Proposed fair value rule changes in Europe would have threatened the credibility of European accounting. The reputation of the International Accounting Standards Board will also be tested during the debate.
Government proposals submitted to the European Commission in September would have in effect suspended fair value rules. The proposals carved out sections of international accounting standards in Europe and would have allowed broad reclassifications of financial assets by European firms, allowing the assets to escape fair value accounting measurements. The carve-out proposals were more far reaching than recent amendments issued by the IASB.
In October, the IASB issued amendments to IAS 39 and IFRS 7, allowing reclassifications of certain non-derivative financial assets to investment categories that are held at cost or amortized cost as opposed to fair value.
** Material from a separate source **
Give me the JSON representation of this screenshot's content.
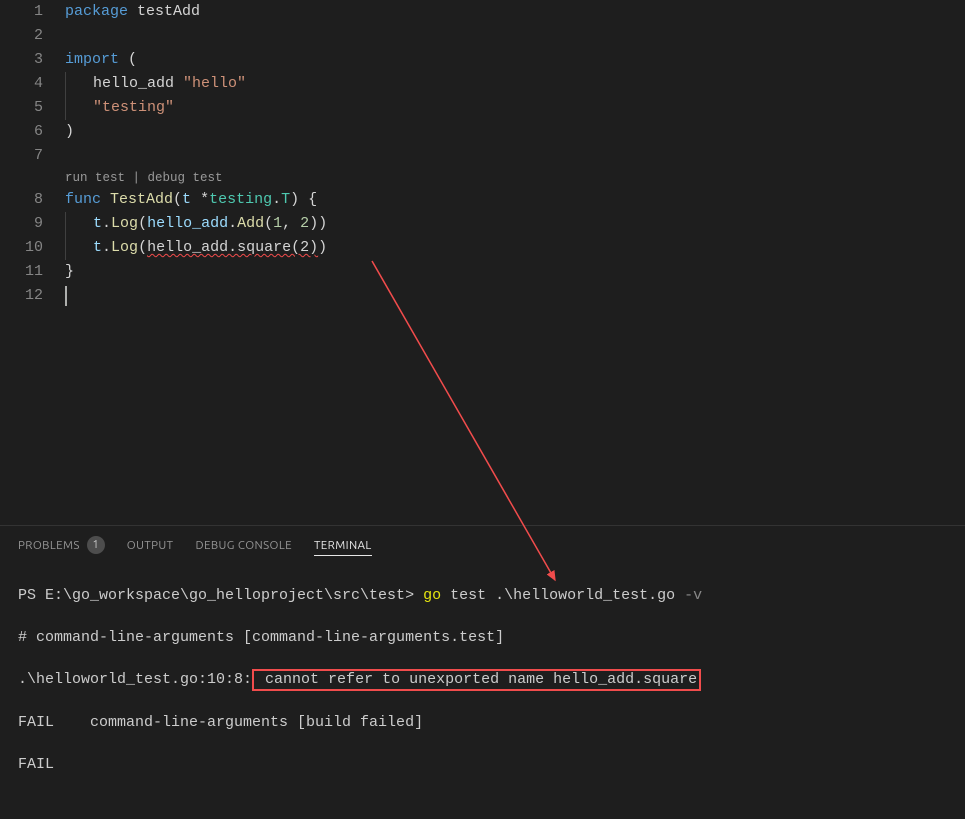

The amendments more closely align the international standards with U.S. rules and are more restrictive than the carve-out proposals. With release of the amendments, the IASB noted concerns of EU leaders and finance ministers that European financial institutions not be disadvantaged to their international competitors in terms of accounting rules.
Because of the urgency of the crisis, the IASB was allowed to suspend normal due process and submit the amendments to the EU Commission for approval. The EU Commission approved the IASB changes and pulled the carve-out proposals off the table.
Investor and accounting groups aligned in their disapproval of politicians making changes to the accounting rules in Europe. If the EU carve-out proposals had been passed, the transparency and comparability of European firms would have been adversely affected.
Some have been critical of the IASB saying their IFRS amendments were not necessary and the IASB was influenced by political pressure. More importantly, the suspension of due process set a bad precedence. On the other side, the IASB amendments were seen as justified because the changes narrowed the differences with U.S. GAAP and are consistent with the movement towards convergence. In addition, proponents of the change believe the credit crisis required quick action making suspension of normal due process acceptable given the circumstances.
In coming weeks, the IASB and FASB will be working together to find long term solutions for accounting and reporting issues associated with financial instruments.
What is your opinion of recent actions taken by the IASB in response to concerns about fair value measurements?